● **WHAT IS REQUIRED**:
Where the word "text" occurs in a line of the listing, please copy the line.

● **SUPPLIED DATA**:

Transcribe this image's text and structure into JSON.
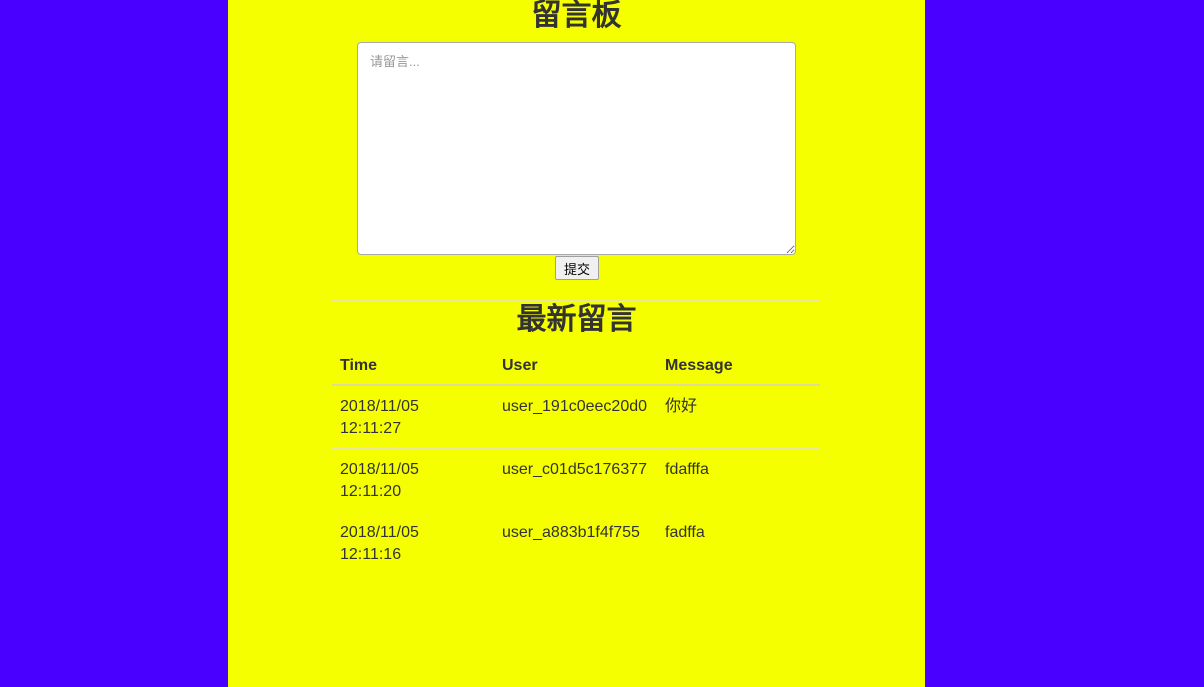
{
  "board": {
    "title": "留言板",
    "input_placeholder": "请留言...",
    "input_value": "",
    "submit_label": "提交"
  },
  "latest": {
    "title": "最新留言",
    "columns": [
      "Time",
      "User",
      "Message"
    ],
    "rows": [
      {
        "time_date": "2018/11/05",
        "time_clock": "12:11:27",
        "user": "user_191c0eec20d0",
        "message": "你好"
      },
      {
        "time_date": "2018/11/05",
        "time_clock": "12:11:20",
        "user": "user_c01d5c176377",
        "message": "fdafffa"
      },
      {
        "time_date": "2018/11/05",
        "time_clock": "12:11:16",
        "user": "user_a883b1f4f755",
        "message": "fadffa"
      }
    ]
  },
  "colors": {
    "page_background": "#4a00ff",
    "content_background": "#f5ff00",
    "text": "#333333"
  }
}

● **RESPONSE**:
Transcribe this image's text and structure into JSON.
    "text": "#333333"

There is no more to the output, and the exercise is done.